            His composition “An Arrow Pointed Down” for video and live electronics was selected for performance at the New York City Electroacoustic Music Festival.
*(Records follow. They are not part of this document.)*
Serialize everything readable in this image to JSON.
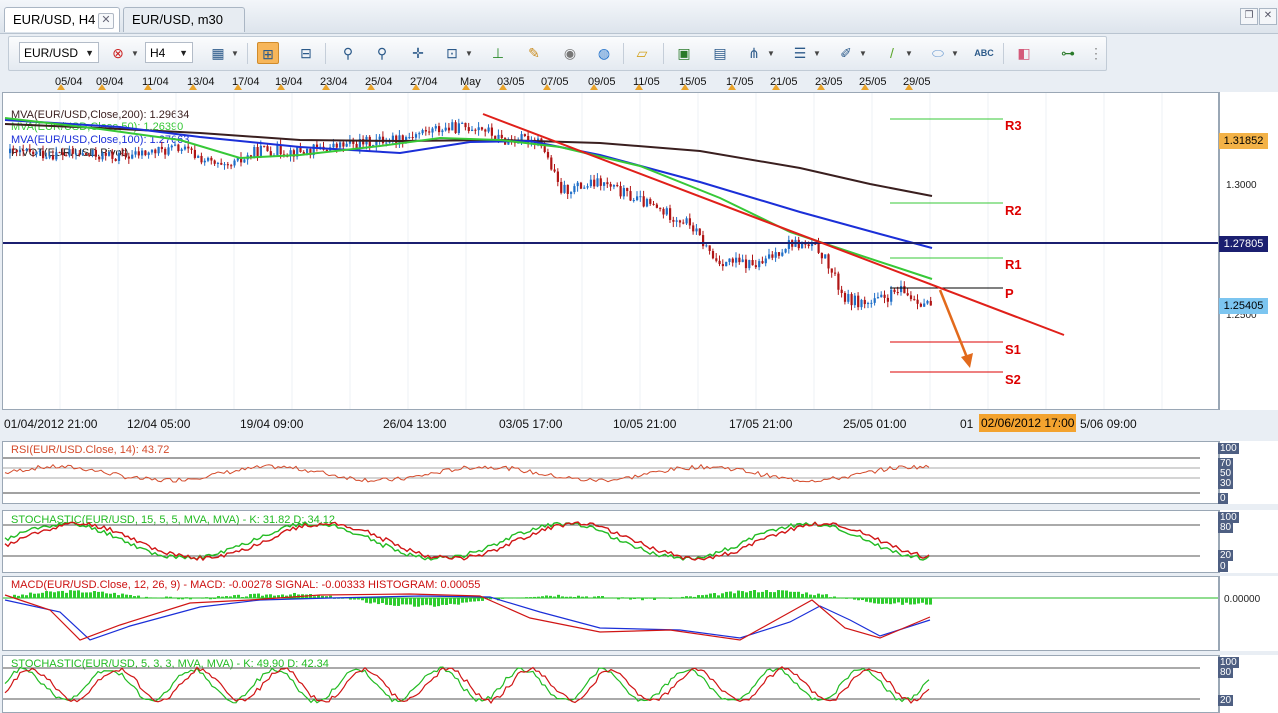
{
  "tabs": [
    {
      "label": "EUR/USD, H4",
      "active": true
    },
    {
      "label": "EUR/USD, m30",
      "active": false
    }
  ],
  "toolbar": {
    "symbol": "EUR/USD",
    "timeframe": "H4",
    "icons": [
      "symbol-remove-icon",
      "chart-type-icon",
      "bar-view-icon",
      "tape-view-icon",
      "magnifier-zoom-in-icon",
      "magnifier-zoom-out-icon",
      "crosshair-icon",
      "price-scale-icon",
      "indicator-icon",
      "edit-icon",
      "eye-icon",
      "globe-icon",
      "ruler-icon",
      "picture-icon",
      "template-icon",
      "fork-icon",
      "lines-menu-icon",
      "pencil-icon",
      "brush-icon",
      "ellipse-icon",
      "text-abc-icon",
      "eraser-icon",
      "tree-icon",
      "overflow-icon"
    ]
  },
  "top_dates": [
    "05/04",
    "09/04",
    "11/04",
    "13/04",
    "17/04",
    "19/04",
    "23/04",
    "25/04",
    "27/04",
    "May",
    "03/05",
    "07/05",
    "09/05",
    "11/05",
    "15/05",
    "17/05",
    "21/05",
    "23/05",
    "25/05",
    "29/05"
  ],
  "main_chart": {
    "legend": [
      {
        "text": "MVA(EUR/USD,Close,200): 1.29634",
        "color": "#3a1f1f"
      },
      {
        "text": "MVA(EUR/USD,Close,50): 1.26390",
        "color": "#37c837"
      },
      {
        "text": "MVA(EUR/USD,Close,100): 1.27663",
        "color": "#1b2fd8"
      },
      {
        "text": "PIVOT(EUR/USD,Pivot)",
        "color": "#222222"
      }
    ],
    "price_ticks": [
      "1.3000",
      "1.2500"
    ],
    "price_boxes": [
      {
        "value": "1.31852",
        "bg": "#f3b247"
      },
      {
        "value": "1.27805",
        "bg": "#1b1f70"
      },
      {
        "value": "1.25405",
        "bg": "#7cc5f0"
      }
    ],
    "pivot_labels": [
      "R3",
      "R2",
      "R1",
      "P",
      "S1",
      "S2"
    ],
    "horizontal_level": 1.27805
  },
  "bottom_dates": [
    "01/04/2012 21:00",
    "12/04 05:00",
    "19/04 09:00",
    "26/04 13:00",
    "03/05 17:00",
    "10/05 21:00",
    "17/05 21:00",
    "25/05 01:00",
    "01",
    "5/06 09:00"
  ],
  "cursor_date": "02/06/2012 17:00",
  "indicators": [
    {
      "title": "RSI(EUR/USD.Close, 14): 43.72",
      "color": "#d44a2a",
      "levels": [
        "100",
        "70",
        "50",
        "30",
        "0"
      ]
    },
    {
      "title": "STOCHASTIC(EUR/USD, 15, 5, 5, MVA, MVA) -  K: 31.82  D: 34.12",
      "color": "#22bb22",
      "levels": [
        "100",
        "80",
        "20",
        "0"
      ]
    },
    {
      "title": "MACD(EUR/USD.Close, 12, 26, 9) -  MACD: -0.00278  SIGNAL: -0.00333  HISTOGRAM: 0.00055",
      "color": "#cc1111",
      "levels": [
        "0.00000"
      ]
    },
    {
      "title": "STOCHASTIC(EUR/USD, 5, 3, 3, MVA, MVA) -  K: 49.90  D: 42.34",
      "color": "#22bb22",
      "levels": [
        "100",
        "80",
        "20"
      ]
    }
  ]
}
Groffman also performed his own composition at the College Music Society's National Conference in San Antonio.


            Three members of the Pitt-Bradford education faculty presented at the Pennsylvania Association of Colleges and Teacher Educators' 46th Teacher Education Assembly in Harrisburg.


            Dr. Wayne Brinda, associate professor of education; Dr. Jonathan Chitiyo, assistant professor of education; and Dr. Donna Dombek, associate professor of education; made a presentation, “Teacher Preparedness in Co-teaching Practices”


            Brinda and Dombek also co-presented “Using Danielson - Broadening Awareness of the Teacher Effectiveness Instrument for Teacher Candidates.”


            Dombek is a member of the association's board of directors and helped plan the conference as well.


            Criminal justice faculty members Dr. Tony Gaskew, associate professor of criminal justice, and Dr. Patricia Brougham, assistant professor of criminal justice, both made presentations at the American Society of Criminology Annual Conference in Philadelphia.


            Gaskew presented the paper, “The United States of America vs. The United States of America: Filtering through Social Movements from the Inside-Out.”


            Brougham made a poster presentation on human-animal interaction programs in correctional settings.


            Gaskew also served as a facilitator for discussing “Assumptions of Criminality” as part of a “Black Minds Matter” series held by the University of Pittsburgh School of Social Work in Pittsburgh.


            Tim Ziaukas, professor of public relations, published an article, “Hardly 'False,' the Ka-Door was the Egyptian Tomb's 'Toggle Switch',” in the Winter 2017-18 volume of A Modern Journal of Ancient Egypt.


            Judy Hopkins, instructor of composition, had two poems, “How Women View Windows” and “Lunar Eclipse” in California Quarterly.


            Karen Bell, instructor of composition and writing, had a flash nonfiction piece, “Auntie,” published in the River River  journal and a short story, “How to Name and Claim Romance” accepted by the online magazine, The Write Launch.